National Waterway Act, 2016
- Inland Waterways, Shipping and Navigation, are covered in Entry 24 of the Union list. Hence, Parliament is empowered to legislate on this.
- This act repealed all earlier Acts for individual waterways, and 111 National Waterways have been notified under the provisions of this act.
- Working National Waterways
- National Waterway 1: Ganga-Bhagirathi-Hooghly River System
- National Waterway 2: Brahmaputra River
- National Waterway 3: Kollam-Kottappuram stretch on Champakara canal and Udyogmandal canal
- National Waterway 68: Mandovi
- National Waterway 97: Sundarbans Waterways
- National Waterway 111: Zuari
Jal Marg Vikas Project
- This project aims to develop infrastructure to enable National Waterway 1 for commercial navigation on the Varanasi-Haldia stretch of river Ganga.
- In 2018, the Varanasi freight terminal became operational when the cargo ship ‘MV Rabindranath Tagore’ arrived in Varanasi from Kolkata.
Ways to Finance
- The government is using the corpus of the National Clean Energy Fund (NCEF) and Central Roads Fund (CRF) for upgrading the Inland Waterways.
- Apart from that, the market borrowing route is also used.
Inland Vessels Bill, 2021
The bill will replace the Inland Vessel Act 1917.
Provisions of the bill include
- To operate in inland waters, vessels must have a certificate of survey and registration.
- The bill will bring all inland vessels & waterways in India under union government regulation.
- Mechanical vessels must have certain equipment and signals to ensure safe navigation.
- In case of an SOS signal is sent by the vessel, the nearest vessel must respond to the call and failure to respond can result in a fine of up to Rs. 10,000.
- In case of an accident, the nearest police station will hold the jurisdiction for the inquiry.
- The Centre will prescribe the rules for the minimum qualification of the crew.
Bodies related to Inland Waterways
Inland Waterways Authority of India (IWAI)
- IWAI was created in 1986.
- Function: Regulatory body for Inland waterways
- Headquartered in Noida.
Central inland Water Transport Corporation Ltd (CIWTC)

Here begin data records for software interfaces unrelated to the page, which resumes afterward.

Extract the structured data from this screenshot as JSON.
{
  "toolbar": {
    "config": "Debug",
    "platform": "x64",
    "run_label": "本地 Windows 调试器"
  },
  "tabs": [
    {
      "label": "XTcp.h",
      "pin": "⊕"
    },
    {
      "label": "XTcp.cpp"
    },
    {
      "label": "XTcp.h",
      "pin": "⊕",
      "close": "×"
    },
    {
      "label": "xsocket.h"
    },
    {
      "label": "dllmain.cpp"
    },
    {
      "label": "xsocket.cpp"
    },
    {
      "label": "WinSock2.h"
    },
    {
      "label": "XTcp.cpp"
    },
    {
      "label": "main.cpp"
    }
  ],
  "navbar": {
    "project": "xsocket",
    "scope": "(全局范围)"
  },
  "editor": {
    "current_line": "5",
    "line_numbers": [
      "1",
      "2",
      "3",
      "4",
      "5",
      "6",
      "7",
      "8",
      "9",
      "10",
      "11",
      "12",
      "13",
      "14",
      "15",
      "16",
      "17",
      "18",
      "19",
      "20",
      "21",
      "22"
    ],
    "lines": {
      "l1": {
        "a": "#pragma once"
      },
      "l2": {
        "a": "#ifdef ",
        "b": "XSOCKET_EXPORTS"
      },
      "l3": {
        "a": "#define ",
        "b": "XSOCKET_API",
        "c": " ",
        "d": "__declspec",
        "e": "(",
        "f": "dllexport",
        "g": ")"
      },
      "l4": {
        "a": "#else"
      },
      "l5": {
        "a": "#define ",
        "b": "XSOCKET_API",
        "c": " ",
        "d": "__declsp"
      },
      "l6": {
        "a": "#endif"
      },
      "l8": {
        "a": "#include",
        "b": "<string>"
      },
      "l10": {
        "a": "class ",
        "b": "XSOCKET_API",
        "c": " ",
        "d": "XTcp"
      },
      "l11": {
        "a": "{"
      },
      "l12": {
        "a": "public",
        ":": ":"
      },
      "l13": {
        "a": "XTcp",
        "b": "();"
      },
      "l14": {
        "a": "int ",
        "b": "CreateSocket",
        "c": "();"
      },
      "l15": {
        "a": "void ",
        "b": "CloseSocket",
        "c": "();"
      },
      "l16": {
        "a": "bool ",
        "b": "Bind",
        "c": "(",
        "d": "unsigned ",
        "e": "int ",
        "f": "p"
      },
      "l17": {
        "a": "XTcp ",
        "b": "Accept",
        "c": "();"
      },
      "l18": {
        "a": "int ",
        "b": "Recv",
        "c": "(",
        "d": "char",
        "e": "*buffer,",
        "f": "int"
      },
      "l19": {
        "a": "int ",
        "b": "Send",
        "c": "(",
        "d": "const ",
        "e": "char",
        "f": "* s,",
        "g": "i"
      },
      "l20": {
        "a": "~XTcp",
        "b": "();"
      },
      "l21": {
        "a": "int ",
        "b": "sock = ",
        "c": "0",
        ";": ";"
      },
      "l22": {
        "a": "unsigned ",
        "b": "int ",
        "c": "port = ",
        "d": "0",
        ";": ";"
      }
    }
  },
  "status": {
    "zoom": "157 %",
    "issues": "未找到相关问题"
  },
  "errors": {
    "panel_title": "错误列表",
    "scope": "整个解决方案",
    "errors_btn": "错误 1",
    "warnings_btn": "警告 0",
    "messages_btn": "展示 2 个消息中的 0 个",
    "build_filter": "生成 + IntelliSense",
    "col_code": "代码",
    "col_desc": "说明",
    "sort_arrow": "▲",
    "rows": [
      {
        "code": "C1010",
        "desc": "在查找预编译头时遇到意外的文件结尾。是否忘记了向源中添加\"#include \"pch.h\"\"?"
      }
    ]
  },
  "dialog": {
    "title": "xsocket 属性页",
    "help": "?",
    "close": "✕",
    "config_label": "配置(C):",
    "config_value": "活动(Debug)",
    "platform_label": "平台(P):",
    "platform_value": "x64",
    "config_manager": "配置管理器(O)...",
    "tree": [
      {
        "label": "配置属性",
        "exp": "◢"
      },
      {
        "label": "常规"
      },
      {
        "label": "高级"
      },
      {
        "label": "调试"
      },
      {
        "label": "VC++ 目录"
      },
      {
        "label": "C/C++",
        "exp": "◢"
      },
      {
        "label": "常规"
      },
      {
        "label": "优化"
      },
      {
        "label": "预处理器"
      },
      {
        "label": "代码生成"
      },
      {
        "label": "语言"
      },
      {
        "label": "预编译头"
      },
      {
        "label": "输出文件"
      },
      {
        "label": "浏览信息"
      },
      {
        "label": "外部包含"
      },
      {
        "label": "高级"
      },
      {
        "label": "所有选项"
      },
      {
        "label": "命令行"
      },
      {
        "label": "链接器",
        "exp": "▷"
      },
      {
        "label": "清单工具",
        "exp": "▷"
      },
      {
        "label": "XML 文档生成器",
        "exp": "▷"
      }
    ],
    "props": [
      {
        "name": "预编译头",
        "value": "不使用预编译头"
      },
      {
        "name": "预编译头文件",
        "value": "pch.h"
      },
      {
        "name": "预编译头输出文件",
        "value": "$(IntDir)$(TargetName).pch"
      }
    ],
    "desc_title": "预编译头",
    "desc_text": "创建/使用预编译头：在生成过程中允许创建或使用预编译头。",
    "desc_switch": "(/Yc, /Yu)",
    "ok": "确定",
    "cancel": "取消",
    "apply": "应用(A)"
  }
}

- CIWTC was incorporated in 1967 by taking over all the assets of the erstwhile River Steam Navigation Co. Ltd.
- It regulated the Inland Water Transport between India and Bangladesh.
- Headquartered in Kolkata.